Senators Scott, Stabenow and the National Hockey League Announce Senate Passage of the Willie O’Ree Congressional Gold Medal Act
WASHINGTON – U.S. Senators Tim Scott (R-S.C.) and Debbie Stabenow (D-Mich.), along with the National Hockey League (NHL), announced that the bipartisan legislation to award the Congressional Gold Medal to Willie O’Ree passed the U.S. Senate. O’Ree was the first Black player to compete in the NHL.
Known as the “Jackie Robinson of Hockey,” O’Ree played professional hockey for 22 years, including for an Original Six franchise, the Boston Bruins. The senators are leading the effort to award the Congressional Gold Medal to O’Ree to recognize his lifetime of contributions to the sport of hockey and communities across the country. The bill now moves to the House of Representatives.
“From the hockey arena to serving young athletes in his community, Willie O’Ree’s legacy has inspired generations,” said Senator Scott. “Willie’s career didn’t end on the ice; it was punctuated by the generations of athletes he helped navigate the path he paved.
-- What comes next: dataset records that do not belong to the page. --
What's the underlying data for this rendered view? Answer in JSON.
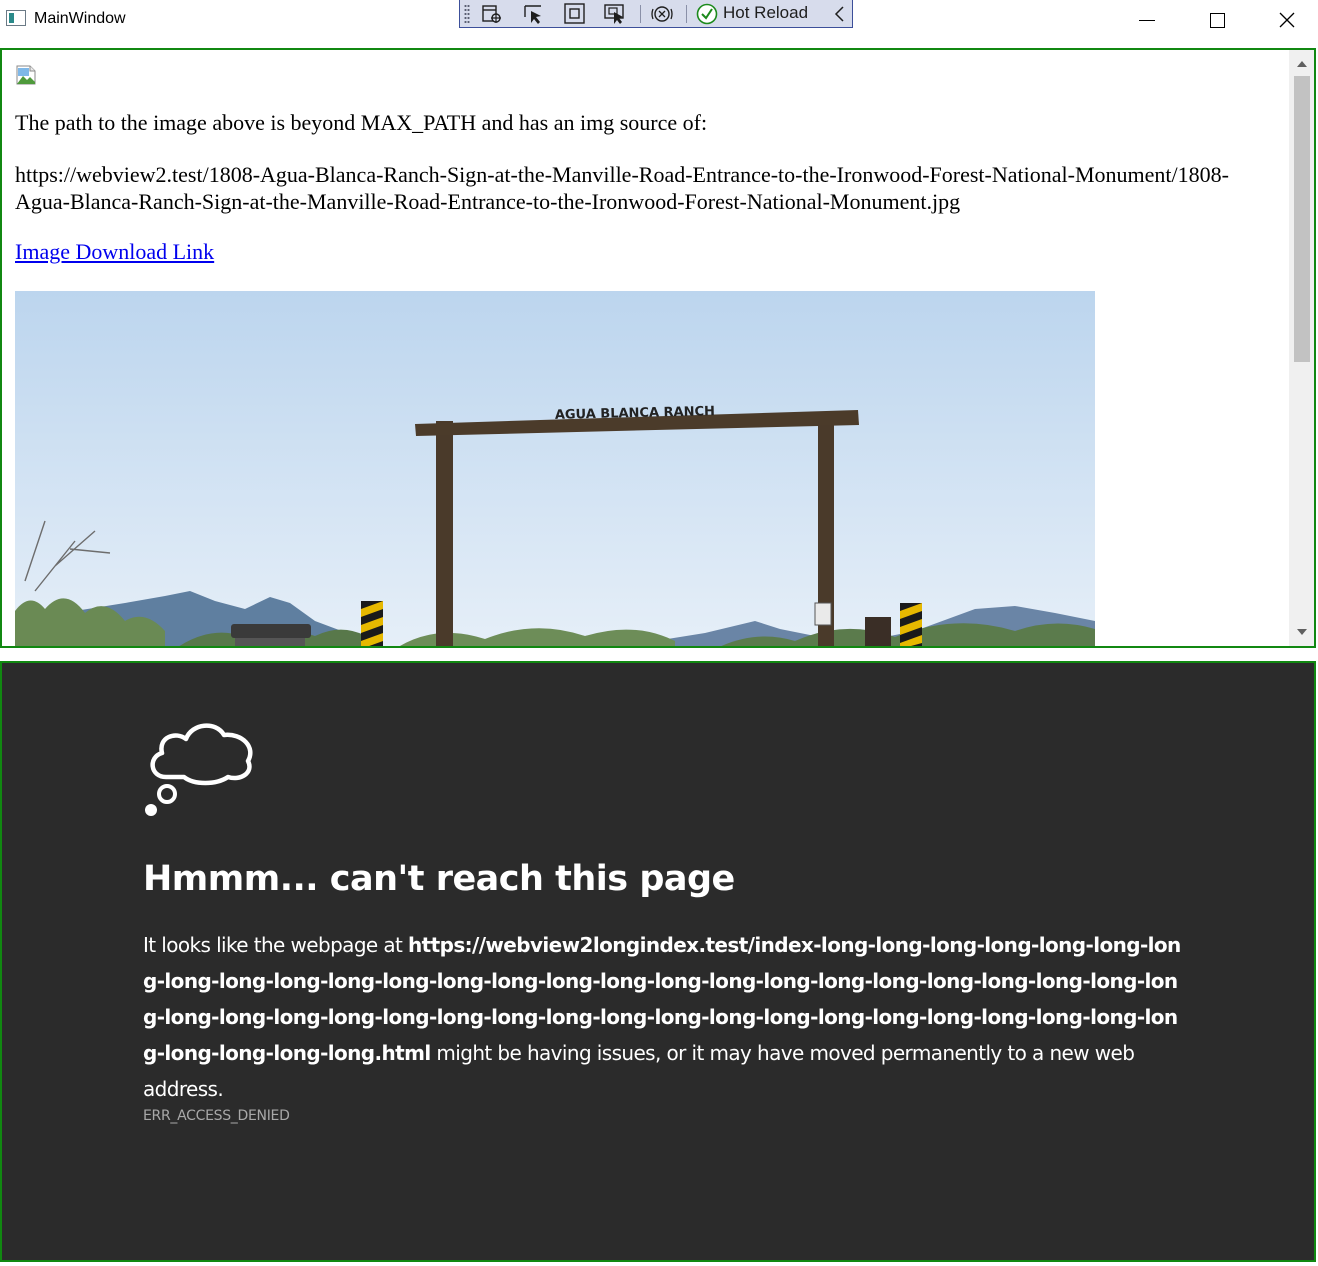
{
  "window": {
    "title": "MainWindow"
  },
  "toolbar": {
    "hot_reload_label": "Hot Reload",
    "icons": [
      "select-element-icon",
      "select-pointer-icon",
      "display-layout-adorners-icon",
      "track-focused-element-icon",
      "binding-failures-icon",
      "hot-reload-status-icon",
      "collapse-chevron-icon"
    ]
  },
  "top_page": {
    "description": "The path to the image above is beyond MAX_PATH and has an img source of:",
    "img_source": "https://webview2.test/1808-Agua-Blanca-Ranch-Sign-at-the-Manville-Road-Entrance-to-the-Ironwood-Forest-National-Monument/1808-Agua-Blanca-Ranch-Sign-at-the-Manville-Road-Entrance-to-the-Ironwood-Forest-National-Monument.jpg",
    "download_link": "Image Download Link",
    "photo_sign_text": "AGUA BLANCA RANCH"
  },
  "error_page": {
    "title": "Hmmm... can't reach this page",
    "body_prefix": "It looks like the webpage at ",
    "url": "https://webview2longindex.test/index-long-long-long-long-long-long-long-long-long-long-long-long-long-long-long-long-long-long-long-long-long-long-long-long-long-long-long-long-long-long-long-long-long-long-long-long-long-long-long-long-long-long-long-long-long-long-long-long-long.html",
    "body_suffix": " might be having issues, or it may have moved permanently to a new web address.",
    "error_code": "ERR_ACCESS_DENIED"
  },
  "colors": {
    "frame_border": "#118811",
    "error_background": "#2b2b2b",
    "link": "#0000ee",
    "toolbar_background": "#d7dcec"
  }
}
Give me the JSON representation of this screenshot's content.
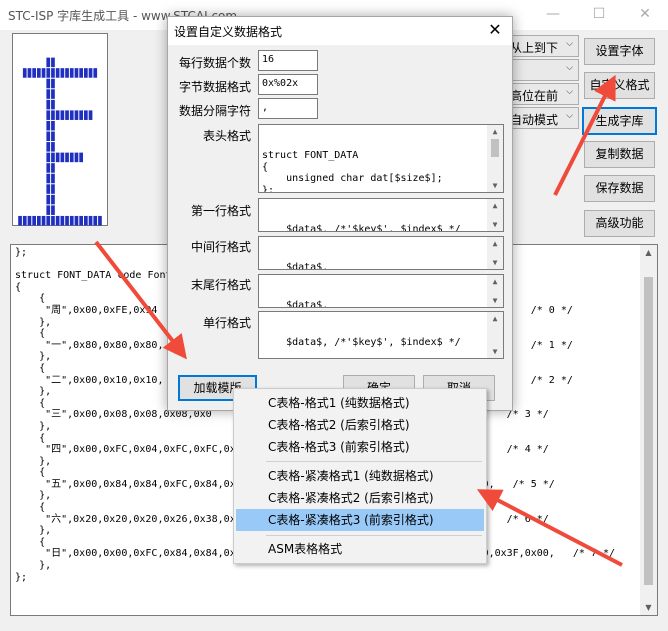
{
  "window": {
    "title": "STC-ISP 字库生成工具 - www.STCAI.com  --"
  },
  "toolbar": {
    "combos": [
      "从上到下",
      "",
      "高位在前",
      "自动模式"
    ],
    "buttons": {
      "set_font": "设置字体",
      "custom_format": "自定义格式",
      "generate": "生成字库",
      "copy": "复制数据",
      "save": "保存数据",
      "advanced": "高级功能"
    }
  },
  "preview": {
    "glyph": "日",
    "pixels": [
      "00000000000000000000",
      "00000000000000000000",
      "00000001100000000000",
      "00111111111111111100",
      "00000001100000000000",
      "00000001100000000000",
      "00000001100000000000",
      "00000001111111111000",
      "00000001100000000000",
      "00000001100000000000",
      "00000001100000000000",
      "00000001111111100000",
      "00000001100000000000",
      "00000001100000000000",
      "00000001100000000000",
      "00000001100000000000",
      "00000001100000000000",
      "01111111111111111110"
    ],
    "on_color": "#1f2fbf",
    "off_color": "#ffffff"
  },
  "code": {
    "lines": [
      "};",
      "",
      "struct FONT_DATA code Font",
      "{",
      "    {",
      "     \"周\",0x00,0xFE,0x94                                                     ,0x00,   /* 0 */",
      "    },",
      "    {",
      "     \"一\",0x80,0x80,0x80,                                                    ,0x00,   /* 1 */",
      "    },",
      "    {",
      "     \"二\",0x00,0x10,0x10,                                                    ,0x00,   /* 2 */",
      "    },",
      "    {",
      "     \"三\",0x00,0x08,0x08,0x08,0x0                                    0x21,0x00,   /* 3 */",
      "    },",
      "    {",
      "     \"四\",0x00,0xFC,0x04,0xFC,0xFC,0x0                               0x7F,0x00,   /* 4 */",
      "    },",
      "    {",
      "     \"五\",0x00,0x84,0x84,0xFC,0x84,0x8                                0x40,0x40,   /* 5 */",
      "    },",
      "    {",
      "     \"六\",0x20,0x20,0x20,0x26,0x38,0x2                               0x38,0x00,   /* 6 */",
      "    },",
      "    {",
      "     \"日\",0x00,0x00,0xFC,0x84,0x84,0x84,0x78,0x00,0x00,0x00,0x3F,0x20,0x20,0x20,0x3F,0x00,   /* 7 */",
      "    },",
      "};"
    ]
  },
  "dialog": {
    "title": "设置自定义数据格式",
    "labels": {
      "per_line": "每行数据个数",
      "byte_format": "字节数据格式",
      "separator": "数据分隔字符",
      "header": "表头格式",
      "first_line": "第一行格式",
      "middle_line": "中间行格式",
      "last_line": "末尾行格式",
      "single_line": "单行格式"
    },
    "values": {
      "per_line": "16",
      "byte_format": "0x%02x",
      "separator": ",",
      "header": "struct FONT_DATA\n{\n    unsigned char dat[$size$];\n};\n\nstruct FONT_DATA code Font_Data[] =",
      "first_line": "    $data$, /*'$key$', $index$ */",
      "middle_line": "    $data$,",
      "last_line": "    $data$,",
      "single_line": "    $data$, /*'$key$', $index$ */"
    },
    "buttons": {
      "load_template": "加载模版",
      "ok": "确定",
      "cancel": "取消"
    }
  },
  "menu": {
    "items": [
      "C表格-格式1 (纯数据格式)",
      "C表格-格式2 (后索引格式)",
      "C表格-格式3 (前索引格式)",
      "C表格-紧凑格式1 (纯数据格式)",
      "C表格-紧凑格式2 (后索引格式)",
      "C表格-紧凑格式3 (前索引格式)",
      "ASM表格格式"
    ],
    "highlighted": 5
  },
  "colors": {
    "accent": "#0078d7",
    "annotation_arrow": "#f04a3a",
    "menu_highlight": "#99c9f7"
  }
}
Following the Senate’s unanimous passage, I look forward to the House acting quickly on this well-deserved recognition of Willie’s historic achievements.”
“As the first Black player in the National Hockey League, Willie O’Ree was a trailblazer for young people across the country. He has also been a leader in the community, including his leadership through the Hockey Is For Everyone programs he championed in Detroit and around Michigan. Willie O’Ree has set an example for all of us as Americans,” said Senator Stabenow.
“Willie O’Ree has been committed to hockey for decades and his impressive list of accolades and achievements is reflective of his dedication to inspire young people across America,” said Kim Davis, NHL Senior Executive Vice President of Social Impact, Growth Initiatives and Legislative Affairs. “He is first-known for being a trailblazer on the ice, but he will forever be celebrated for his tireless work off the ice, providing opportunities for boys and girls to play hockey and, more importantly, become better community citizens. This is an exciting step forward bringing us closer to honoring him with a Congressional Gold Medal, and we hope the positive momentum continues in the U.S. House of Representatives.
“The Boston Bruins organization is proud of our relationship with Willie, who is a tremendous figure in hockey both on and off the ice. We commend Senators Stabenow and Scott for their steadfast effort in recognizing Willie’s enduring legacy and preserving it for generations to come with Congress’ highest honor,” said Jeremy M. Jacobs, Chairman of the NHL Board of Governors and Owner of the Boston Bruins.
A multi-sport athlete, O’Ree originally intended to play professional baseball. After he experienced segregation first-hand during a tryout in the Jim Crow era, he turned to professional hockey. Despite being blind in one eye from an injury he suffered in 1956, he made his NHL debut in 1958 playing for the Boston Bruins. O’Ree would go on to play 45 games from 1958-61 in the NHL and more than 20 seasons of professional hockey.
In 1998, O’Ree was named the National Hockey League’s first-ever Diversity Ambassador, championing positive social change through hockey. In that role, O’Ree built the Hockey Is For Everyone youth hockey program, which has supported more than 30 organizations across North America providing boys and girls from minority and underserved communities the opportunity to play hockey, build character, and develop important life skills. Since its inception, Hockey Is For Everyone programs have served more than 130,000 boys and girls across North America. As part of his commitment, O’Ree has made more than 500 visits to schools, community centers and rinks, and has been the subject of more than 13,000 books, articles and shows. In November 2018, after collecting more than 1,000 points over a 22-year professional hockey career, and positively impacting countless lives through his work as the League’s Diversity Ambassador, O’Ree was inducted into the Hockey Hall of Fame in recognition of his efforts to grow the game.